The message Altman delivered was sympathetic but also necessarily forward-looking. “It’s, we still have the same ambition, the same goals, the same direction, the same mindset,” McKenna recalled. “We just don’t have one of our really good players.” To that end the schematic tweaks have been minimal. On offense, the coaches had to add a couple of sets for when 6’9” forward Jordan Bell and 6’11” forward Kavell Bigby-Williams were on the floor at the same time; Bigby-Williams doesn’t have Boucher’s shooting touch, so using him in the same way doesn’t make sense. But there has been no significant dip despite losing a unique weapon. In the four games before Boucher’s injury, Oregon’s average offensive efficiency was 117.8; in the four NCAA tournament games it’s been 117.5.
And there was no defensive overhaul, either, despite losing an elite rim protector. “We still have the same defense I think everybody in the country runs,” Bell said. “Guy drives baseline, help side comes, you try to block him. A guard might have to come over and take a charge instead of trying to block it, or wall up and make him kick it back out.” There is no doubt Oregon is a different defensive team; the Ducks blocked just seven shots in their first three NCAA tournament games before Bell went berserk against Kansas and swatted eight all by himself. Structurally, Oregon is the same and Bell just has to be judicious about challenging shots to avoid foul trouble…unless he elects to assert himself as he did against the Jayhawks.

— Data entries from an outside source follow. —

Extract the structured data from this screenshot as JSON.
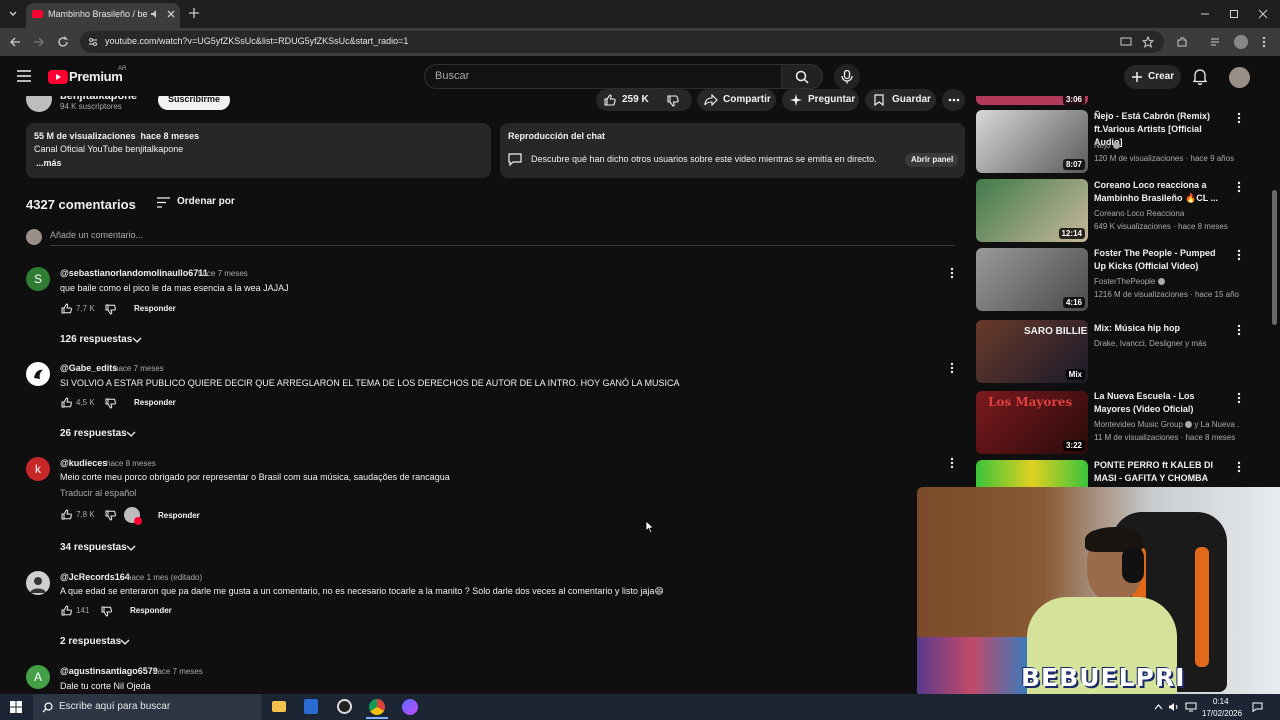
{
  "browser": {
    "tab_title": "Mambinho Brasileño / benjitalkapone",
    "url": "youtube.com/watch?v=UG5yfZKSsUc&list=RDUG5yfZKSsUc&start_radio=1"
  },
  "youtube": {
    "logo_text": "Premium",
    "region": "AR",
    "search_placeholder": "Buscar",
    "create_label": "Crear"
  },
  "channel": {
    "name": "benjitalkapone",
    "subscribers": "94 K suscriptores",
    "subscribe_label": "Suscribirme"
  },
  "actions": {
    "likes": "259 K",
    "share": "Compartir",
    "ask": "Preguntar",
    "save": "Guardar"
  },
  "description": {
    "views_time": "55 M de visualizaciones  hace 8 meses",
    "line": "Canal Oficial YouTube benjitalkapone",
    "more": "...más"
  },
  "chat_replay": {
    "title": "Reproducción del chat",
    "text": "Descubre qué han dicho otros usuarios sobre este video mientras se emitía en directo.",
    "button": "Abrir panel"
  },
  "comments": {
    "count_label": "4327 comentarios",
    "sort_label": "Ordenar por",
    "add_placeholder": "Añade un comentario...",
    "respond_label": "Responder",
    "items": [
      {
        "initial": "S",
        "color": "#2e7d32",
        "author": "@sebastianorlandomolinaullo6711",
        "time": "hace 7 meses",
        "text": "que baile como el pico le da mas esencia a la wea JAJAJ",
        "likes": "7,7 K",
        "replies": "126 respuestas"
      },
      {
        "initial": "",
        "color": "#ffffff",
        "author": "@Gabe_edits",
        "time": "hace 7 meses",
        "text": "SI VOLVIO A ESTAR PUBLICO QUIERE DECIR QUE ARREGLARON EL TEMA DE LOS DERECHOS DE AUTOR DE LA INTRO. HOY GANÓ LA MUSICA",
        "likes": "4,5 K",
        "replies": "26 respuestas"
      },
      {
        "initial": "k",
        "color": "#c62828",
        "author": "@kudieces",
        "time": "hace 8 meses",
        "text": "Meio corte meu porco obrigado por representar o Brasil com sua música, saudações de rancagua",
        "translate": "Traducir al español",
        "likes": "7,8 K",
        "replies": "34 respuestas"
      },
      {
        "initial": "",
        "color": "#cfcfcf",
        "author": "@JcRecords164",
        "time": "hace 1 mes (editado)",
        "text": "A que edad se enteraron que pa darle me gusta a un comentario, no es necesario tocarle a la manito ? Solo darle dos veces al comentario y listo jaja😄",
        "likes": "141",
        "replies": "2 respuestas"
      },
      {
        "initial": "A",
        "color": "#43a047",
        "author": "@agustinsantiago6579",
        "time": "hace 7 meses",
        "text": "Dale tu corte Nil Ojeda"
      }
    ]
  },
  "recommendations": [
    {
      "title": "Ñejo - Está Cabrón (Remix) ft.Various Artists [Official Audio]",
      "channel": "Ñejo",
      "meta": "120 M de visualizaciones · hace 9 años",
      "duration": "8:07",
      "thumb_color": "#cfcfcf"
    },
    {
      "title": "Coreano Loco reacciona a Mambinho Brasileño 🔥CL ...",
      "channel": "Coreano Loco Reacciona",
      "meta": "649 K visualizaciones · hace 8 meses",
      "duration": "12:14",
      "thumb_color": "#3f7a4a"
    },
    {
      "title": "Foster The People - Pumped Up Kicks (Official Video)",
      "channel": "FosterThePeople",
      "meta": "1216 M de visualizaciones · hace 15 años",
      "duration": "4:16",
      "thumb_color": "#8a8a8a"
    },
    {
      "title": "Mix: Música hip hop",
      "channel": "Drake, Ivancci, Desiigner y más",
      "meta": "",
      "duration": "Mix",
      "thumb_color": "#3a2a20",
      "overlay": "SARO  BILLIE JEAN"
    },
    {
      "title": "La Nueva Escuela - Los Mayores (Video Oficial)",
      "channel": "Montevideo Music Group",
      "meta": "11 M de visualizaciones · hace 8 meses",
      "channel_extra": "y La Nueva ...",
      "duration": "3:22",
      "thumb_color": "#5a0e12",
      "overlay": "Los Mayores"
    },
    {
      "title": "PONTE PERRO ft KALEB DI MASI - GAFITA Y CHOMBA",
      "channel": "",
      "meta": "",
      "duration": "",
      "thumb_color": "#c9c12a"
    }
  ],
  "partial_top_duration": "3:06",
  "webcam": {
    "overlay_name": "BEBUELPRI"
  },
  "taskbar": {
    "search_placeholder": "Escribe aquí para buscar",
    "time": "0:14",
    "date": "17/02/2026"
  },
  "colors": {
    "youtube_red": "#ff0033",
    "background": "#0f0f0f",
    "panel": "#272727"
  }
}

“We’ve got enough versatility with the rest of our guys that those guys can kind of blend in and we can still continue to do what we like to do,” McKenna said.
Continuing to do so may prove difficult against North Carolina.
Bell has devoured teams with limited and/or less ravenous post options for three double-doubles in four NCAA tournament games. The Tar Heels might not have anyone performing at Bell’s level, but they’ll deploy several huge bodies unafraid to tussle in the paint. They’re also the best offensive rebounding team in the country, grabbing 41.7% of available caroms at that end. And without Boucher, Oregon has no one to draw a North Carolina big man away from the rim to offset that strength on the glass. In fact, the Ducks will face an opponent that is uniquely equipped to expose Boucher’s absence, while also well-positioned to mitigate Bell’s impact.
Oregon, meanwhile, will continue to believe it can play like nothing has changed. “It was always possible,” forward Dillon Brooks said. “We just had to make minor adjustments. We went through it with the Arizona loss and we bounced back and we won games. We got it done.”
That is all Chris Boucher asked, after all. He didn’t want to be seen as a victim. Oregon has a chance to do something historic and he didn’t want to be, as he puts it, the story of the team: Oh, he’s hurt, everyone feels bad. So when he addressed his fellow Ducks after the ACL diagnosis, he simply wanted his team to act like he was never there. “I wanted to tell them I’m good, I’m going to travel with y’all, you gotta win games,” Boucher said. “That’s it.”
Somehow, Oregon has made it look that easy.